TASK GOAL ::
Below are some records; copy each line in them that contains "this".

DATA PROVIDED ::

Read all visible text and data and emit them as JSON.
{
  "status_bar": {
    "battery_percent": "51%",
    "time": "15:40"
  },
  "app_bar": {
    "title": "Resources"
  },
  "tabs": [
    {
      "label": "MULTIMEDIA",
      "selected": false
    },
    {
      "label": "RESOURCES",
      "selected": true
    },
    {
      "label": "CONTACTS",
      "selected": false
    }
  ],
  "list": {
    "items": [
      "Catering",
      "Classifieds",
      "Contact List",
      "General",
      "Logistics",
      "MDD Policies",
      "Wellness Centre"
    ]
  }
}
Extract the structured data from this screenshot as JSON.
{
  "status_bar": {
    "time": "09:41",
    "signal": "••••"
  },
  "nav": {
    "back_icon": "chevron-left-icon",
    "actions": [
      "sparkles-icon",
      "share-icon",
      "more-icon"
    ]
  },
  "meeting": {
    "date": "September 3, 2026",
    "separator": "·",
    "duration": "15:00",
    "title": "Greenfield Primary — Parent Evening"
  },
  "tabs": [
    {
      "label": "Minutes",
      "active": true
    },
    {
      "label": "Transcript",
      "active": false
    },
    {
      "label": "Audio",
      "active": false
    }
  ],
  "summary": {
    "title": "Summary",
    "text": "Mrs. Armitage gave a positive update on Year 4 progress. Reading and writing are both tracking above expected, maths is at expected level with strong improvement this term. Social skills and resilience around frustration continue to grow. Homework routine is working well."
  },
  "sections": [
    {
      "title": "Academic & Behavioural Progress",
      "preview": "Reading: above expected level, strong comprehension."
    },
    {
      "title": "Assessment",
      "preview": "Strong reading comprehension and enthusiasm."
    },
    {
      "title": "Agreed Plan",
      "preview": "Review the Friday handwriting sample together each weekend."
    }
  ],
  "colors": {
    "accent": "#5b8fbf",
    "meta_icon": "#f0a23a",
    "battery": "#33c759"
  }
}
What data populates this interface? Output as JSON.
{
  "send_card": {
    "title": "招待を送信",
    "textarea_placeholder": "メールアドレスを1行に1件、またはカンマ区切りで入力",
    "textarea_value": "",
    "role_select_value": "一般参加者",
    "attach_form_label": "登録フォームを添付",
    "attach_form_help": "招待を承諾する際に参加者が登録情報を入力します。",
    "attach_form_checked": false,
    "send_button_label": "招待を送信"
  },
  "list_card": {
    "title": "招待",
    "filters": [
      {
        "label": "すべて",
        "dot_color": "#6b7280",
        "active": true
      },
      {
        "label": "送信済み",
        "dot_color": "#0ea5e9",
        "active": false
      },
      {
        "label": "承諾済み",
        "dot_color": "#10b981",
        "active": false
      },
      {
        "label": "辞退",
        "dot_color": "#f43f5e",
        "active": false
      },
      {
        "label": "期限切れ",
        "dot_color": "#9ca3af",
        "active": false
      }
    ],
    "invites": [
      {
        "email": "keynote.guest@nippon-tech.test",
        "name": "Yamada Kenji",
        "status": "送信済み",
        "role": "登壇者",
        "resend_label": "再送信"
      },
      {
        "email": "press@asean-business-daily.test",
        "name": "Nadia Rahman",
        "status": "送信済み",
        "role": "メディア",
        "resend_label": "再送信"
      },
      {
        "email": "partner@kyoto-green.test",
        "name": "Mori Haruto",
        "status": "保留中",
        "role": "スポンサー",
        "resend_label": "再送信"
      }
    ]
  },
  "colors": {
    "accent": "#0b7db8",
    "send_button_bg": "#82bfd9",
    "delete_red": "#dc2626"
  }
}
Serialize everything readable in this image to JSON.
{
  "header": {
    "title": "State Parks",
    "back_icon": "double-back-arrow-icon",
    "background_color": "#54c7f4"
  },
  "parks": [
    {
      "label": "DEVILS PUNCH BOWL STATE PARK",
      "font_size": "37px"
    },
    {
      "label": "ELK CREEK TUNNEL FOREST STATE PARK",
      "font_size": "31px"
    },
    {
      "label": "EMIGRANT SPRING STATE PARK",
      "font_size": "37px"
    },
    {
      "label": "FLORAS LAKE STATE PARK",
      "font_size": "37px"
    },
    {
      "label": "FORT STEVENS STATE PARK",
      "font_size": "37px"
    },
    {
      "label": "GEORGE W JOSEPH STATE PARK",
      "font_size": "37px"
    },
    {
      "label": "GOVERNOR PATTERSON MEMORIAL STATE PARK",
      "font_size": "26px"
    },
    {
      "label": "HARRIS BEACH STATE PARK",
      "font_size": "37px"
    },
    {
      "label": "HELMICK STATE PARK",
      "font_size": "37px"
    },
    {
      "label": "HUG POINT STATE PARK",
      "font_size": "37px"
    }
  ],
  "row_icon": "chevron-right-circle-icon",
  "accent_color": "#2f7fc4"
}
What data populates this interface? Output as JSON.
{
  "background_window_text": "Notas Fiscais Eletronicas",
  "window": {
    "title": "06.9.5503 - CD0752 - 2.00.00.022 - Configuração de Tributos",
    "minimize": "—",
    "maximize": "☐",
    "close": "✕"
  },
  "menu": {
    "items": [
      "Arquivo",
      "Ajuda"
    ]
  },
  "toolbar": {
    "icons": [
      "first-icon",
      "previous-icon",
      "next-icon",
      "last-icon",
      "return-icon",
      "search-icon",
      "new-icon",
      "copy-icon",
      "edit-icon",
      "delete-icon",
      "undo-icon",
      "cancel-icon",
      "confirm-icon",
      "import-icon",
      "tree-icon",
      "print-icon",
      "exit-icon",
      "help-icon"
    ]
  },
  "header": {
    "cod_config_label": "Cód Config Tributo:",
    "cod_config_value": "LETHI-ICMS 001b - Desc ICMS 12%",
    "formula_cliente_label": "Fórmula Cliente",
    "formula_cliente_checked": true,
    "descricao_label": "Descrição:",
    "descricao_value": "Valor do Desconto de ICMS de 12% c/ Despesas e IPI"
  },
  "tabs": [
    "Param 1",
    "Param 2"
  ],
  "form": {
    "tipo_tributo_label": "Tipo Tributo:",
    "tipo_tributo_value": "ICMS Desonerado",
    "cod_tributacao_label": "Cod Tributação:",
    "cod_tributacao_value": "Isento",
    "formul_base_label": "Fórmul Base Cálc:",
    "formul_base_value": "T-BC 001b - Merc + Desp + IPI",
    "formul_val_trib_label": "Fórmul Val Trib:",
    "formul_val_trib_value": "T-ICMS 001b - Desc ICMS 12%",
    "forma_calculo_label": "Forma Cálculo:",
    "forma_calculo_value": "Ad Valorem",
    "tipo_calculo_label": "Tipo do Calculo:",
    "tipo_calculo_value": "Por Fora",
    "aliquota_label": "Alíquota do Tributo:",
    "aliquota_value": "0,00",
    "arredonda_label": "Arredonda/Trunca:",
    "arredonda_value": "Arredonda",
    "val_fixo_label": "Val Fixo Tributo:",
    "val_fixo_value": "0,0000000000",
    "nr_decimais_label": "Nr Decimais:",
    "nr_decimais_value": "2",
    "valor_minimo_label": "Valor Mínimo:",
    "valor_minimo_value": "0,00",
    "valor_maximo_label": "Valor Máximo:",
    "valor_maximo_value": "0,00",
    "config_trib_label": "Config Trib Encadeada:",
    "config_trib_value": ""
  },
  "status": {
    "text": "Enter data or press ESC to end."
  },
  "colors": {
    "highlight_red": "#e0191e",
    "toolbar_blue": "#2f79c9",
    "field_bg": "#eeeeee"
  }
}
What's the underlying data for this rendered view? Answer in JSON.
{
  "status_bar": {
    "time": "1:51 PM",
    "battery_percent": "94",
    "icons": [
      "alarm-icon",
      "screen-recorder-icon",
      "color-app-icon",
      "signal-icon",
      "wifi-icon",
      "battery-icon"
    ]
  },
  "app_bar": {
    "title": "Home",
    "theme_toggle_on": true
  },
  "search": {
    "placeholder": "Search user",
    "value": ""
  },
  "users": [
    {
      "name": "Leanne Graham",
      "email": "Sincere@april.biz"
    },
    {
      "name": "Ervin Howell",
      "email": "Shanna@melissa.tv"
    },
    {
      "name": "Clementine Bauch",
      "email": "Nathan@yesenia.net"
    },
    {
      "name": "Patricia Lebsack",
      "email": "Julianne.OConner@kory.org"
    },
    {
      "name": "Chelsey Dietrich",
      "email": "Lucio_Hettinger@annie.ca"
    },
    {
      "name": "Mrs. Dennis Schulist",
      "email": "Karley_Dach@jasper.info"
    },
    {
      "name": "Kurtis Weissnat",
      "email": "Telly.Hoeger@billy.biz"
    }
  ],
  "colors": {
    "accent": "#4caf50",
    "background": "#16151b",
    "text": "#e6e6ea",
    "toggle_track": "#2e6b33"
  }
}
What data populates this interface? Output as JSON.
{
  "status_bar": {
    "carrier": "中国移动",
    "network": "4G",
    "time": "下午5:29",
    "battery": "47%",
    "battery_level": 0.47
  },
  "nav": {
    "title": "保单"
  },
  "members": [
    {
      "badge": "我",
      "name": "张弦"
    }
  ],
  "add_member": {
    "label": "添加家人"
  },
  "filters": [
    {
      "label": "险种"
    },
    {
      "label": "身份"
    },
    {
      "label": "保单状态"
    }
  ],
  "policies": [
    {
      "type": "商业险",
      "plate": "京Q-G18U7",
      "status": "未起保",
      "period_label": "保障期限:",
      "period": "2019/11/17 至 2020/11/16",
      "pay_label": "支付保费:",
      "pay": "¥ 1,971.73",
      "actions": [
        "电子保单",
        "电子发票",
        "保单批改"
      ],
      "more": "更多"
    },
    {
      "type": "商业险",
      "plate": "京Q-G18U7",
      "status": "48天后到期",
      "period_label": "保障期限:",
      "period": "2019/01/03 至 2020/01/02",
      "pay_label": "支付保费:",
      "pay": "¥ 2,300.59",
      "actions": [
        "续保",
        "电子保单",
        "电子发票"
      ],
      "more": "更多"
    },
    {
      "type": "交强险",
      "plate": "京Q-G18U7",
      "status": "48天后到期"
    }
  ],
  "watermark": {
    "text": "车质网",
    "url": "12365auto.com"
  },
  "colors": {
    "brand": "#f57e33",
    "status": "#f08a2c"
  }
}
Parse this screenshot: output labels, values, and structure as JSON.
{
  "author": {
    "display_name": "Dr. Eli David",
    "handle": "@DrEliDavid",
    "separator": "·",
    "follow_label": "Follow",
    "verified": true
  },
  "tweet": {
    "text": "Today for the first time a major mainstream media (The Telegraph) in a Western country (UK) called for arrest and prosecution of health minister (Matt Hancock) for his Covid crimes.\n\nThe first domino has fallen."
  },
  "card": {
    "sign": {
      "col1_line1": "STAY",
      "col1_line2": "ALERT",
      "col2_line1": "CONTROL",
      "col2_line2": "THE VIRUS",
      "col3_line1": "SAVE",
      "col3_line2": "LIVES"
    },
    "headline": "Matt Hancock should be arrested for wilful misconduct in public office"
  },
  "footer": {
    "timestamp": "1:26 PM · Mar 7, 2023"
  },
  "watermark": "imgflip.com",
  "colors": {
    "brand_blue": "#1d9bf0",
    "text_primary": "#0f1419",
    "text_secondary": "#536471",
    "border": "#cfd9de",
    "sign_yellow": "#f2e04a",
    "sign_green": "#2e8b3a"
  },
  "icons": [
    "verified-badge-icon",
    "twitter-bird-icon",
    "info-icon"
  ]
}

SOLVED PROBLEM ::
Extract the structured data from this screenshot as JSON.
    "text": "Mrs. Armitage gave a positive update on Year 4 progress. Reading and writing are both tracking above expected, maths is at expected level with strong improvement this term. Social skills and resilience around frustration continue to grow. Homework routine is working well."
What data populates this interface? Output as JSON.
Serialize everything readable in this image to JSON.
What data populates this interface? Output as JSON.
What's the underlying data for this rendered view? Answer in JSON.
What data populates this interface? Output as JSON.
Parse this screenshot: output labels, values, and structure as JSON.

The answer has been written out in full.